[Supplied information Boundary: Start]
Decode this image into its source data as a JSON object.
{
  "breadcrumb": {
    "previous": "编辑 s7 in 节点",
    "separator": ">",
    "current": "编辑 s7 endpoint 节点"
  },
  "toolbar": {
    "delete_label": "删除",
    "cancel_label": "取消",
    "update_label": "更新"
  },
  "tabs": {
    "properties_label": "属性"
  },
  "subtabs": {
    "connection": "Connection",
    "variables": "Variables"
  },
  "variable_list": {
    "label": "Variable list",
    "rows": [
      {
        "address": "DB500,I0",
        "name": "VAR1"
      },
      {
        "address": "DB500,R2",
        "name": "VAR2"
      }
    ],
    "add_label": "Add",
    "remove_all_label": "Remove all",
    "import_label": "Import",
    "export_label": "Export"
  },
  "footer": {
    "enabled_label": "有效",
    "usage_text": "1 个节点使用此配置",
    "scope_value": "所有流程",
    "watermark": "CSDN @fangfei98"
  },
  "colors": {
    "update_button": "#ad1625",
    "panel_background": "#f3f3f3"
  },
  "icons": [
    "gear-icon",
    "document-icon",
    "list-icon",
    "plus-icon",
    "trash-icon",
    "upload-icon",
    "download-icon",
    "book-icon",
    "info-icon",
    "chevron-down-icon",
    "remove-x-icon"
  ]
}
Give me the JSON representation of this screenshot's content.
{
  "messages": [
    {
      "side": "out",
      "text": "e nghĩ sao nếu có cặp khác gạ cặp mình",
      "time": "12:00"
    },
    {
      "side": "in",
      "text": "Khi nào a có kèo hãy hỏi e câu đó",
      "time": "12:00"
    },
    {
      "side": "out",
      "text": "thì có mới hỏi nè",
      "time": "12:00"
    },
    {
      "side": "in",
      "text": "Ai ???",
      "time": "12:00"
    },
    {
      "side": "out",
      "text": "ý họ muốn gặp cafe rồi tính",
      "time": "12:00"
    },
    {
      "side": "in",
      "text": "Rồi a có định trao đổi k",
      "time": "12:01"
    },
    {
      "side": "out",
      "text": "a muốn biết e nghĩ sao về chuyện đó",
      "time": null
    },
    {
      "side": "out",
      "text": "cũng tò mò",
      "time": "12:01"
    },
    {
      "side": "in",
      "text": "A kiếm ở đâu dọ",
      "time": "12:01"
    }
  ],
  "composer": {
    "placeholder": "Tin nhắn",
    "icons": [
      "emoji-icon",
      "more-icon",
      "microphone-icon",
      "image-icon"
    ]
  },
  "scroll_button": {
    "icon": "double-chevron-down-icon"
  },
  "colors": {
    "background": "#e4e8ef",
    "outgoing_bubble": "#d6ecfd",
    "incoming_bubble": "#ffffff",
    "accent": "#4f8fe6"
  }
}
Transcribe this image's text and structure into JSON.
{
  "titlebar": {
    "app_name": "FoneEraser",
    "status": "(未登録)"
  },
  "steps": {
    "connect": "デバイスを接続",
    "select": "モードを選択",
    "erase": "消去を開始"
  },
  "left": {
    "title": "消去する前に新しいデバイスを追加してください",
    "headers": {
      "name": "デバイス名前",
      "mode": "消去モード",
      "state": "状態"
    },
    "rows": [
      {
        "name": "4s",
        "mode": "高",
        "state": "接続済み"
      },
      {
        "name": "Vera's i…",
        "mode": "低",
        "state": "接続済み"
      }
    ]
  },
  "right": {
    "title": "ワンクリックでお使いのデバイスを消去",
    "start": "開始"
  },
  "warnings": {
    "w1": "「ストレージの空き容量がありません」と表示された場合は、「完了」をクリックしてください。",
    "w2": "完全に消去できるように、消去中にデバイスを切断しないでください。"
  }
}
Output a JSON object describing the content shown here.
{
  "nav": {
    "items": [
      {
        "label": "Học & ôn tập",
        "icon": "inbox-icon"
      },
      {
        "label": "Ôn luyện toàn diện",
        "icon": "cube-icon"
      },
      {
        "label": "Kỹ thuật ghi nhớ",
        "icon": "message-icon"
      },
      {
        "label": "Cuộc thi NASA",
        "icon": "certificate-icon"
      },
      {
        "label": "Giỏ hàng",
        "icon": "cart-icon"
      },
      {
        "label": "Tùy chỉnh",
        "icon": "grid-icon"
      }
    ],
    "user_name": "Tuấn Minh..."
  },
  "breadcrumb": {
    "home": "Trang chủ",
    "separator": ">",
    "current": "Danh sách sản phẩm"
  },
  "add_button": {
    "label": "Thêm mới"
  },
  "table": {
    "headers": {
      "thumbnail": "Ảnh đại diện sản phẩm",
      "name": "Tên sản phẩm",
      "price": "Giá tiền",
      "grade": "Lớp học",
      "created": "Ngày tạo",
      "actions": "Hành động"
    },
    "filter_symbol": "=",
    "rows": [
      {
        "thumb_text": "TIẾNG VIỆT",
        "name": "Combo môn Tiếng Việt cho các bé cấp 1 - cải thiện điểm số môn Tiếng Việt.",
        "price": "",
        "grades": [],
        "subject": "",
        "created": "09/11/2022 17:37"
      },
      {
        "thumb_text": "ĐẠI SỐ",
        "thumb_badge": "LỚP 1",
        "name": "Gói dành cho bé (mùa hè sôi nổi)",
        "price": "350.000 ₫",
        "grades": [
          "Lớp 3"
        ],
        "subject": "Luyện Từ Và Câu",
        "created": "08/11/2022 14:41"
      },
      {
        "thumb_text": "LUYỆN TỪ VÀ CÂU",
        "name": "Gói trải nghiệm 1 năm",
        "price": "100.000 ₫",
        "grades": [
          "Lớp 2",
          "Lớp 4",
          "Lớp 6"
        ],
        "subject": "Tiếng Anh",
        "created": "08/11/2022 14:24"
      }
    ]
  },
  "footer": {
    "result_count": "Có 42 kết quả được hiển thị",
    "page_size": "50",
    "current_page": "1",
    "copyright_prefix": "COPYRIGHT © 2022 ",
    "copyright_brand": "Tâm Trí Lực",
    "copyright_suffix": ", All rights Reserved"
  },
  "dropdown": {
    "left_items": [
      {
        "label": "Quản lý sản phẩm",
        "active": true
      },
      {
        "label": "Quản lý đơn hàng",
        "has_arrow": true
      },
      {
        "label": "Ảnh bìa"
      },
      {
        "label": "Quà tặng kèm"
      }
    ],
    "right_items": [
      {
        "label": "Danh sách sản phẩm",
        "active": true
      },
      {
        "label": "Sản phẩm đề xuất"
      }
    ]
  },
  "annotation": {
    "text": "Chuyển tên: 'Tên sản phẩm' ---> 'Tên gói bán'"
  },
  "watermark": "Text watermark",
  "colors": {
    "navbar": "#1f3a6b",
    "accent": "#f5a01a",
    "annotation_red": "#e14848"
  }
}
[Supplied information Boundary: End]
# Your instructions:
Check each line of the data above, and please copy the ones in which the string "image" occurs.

# Task solution:
Decode this image into its source data as a JSON object.
      "image-icon"
Transcribe this image's text and structure into JSON.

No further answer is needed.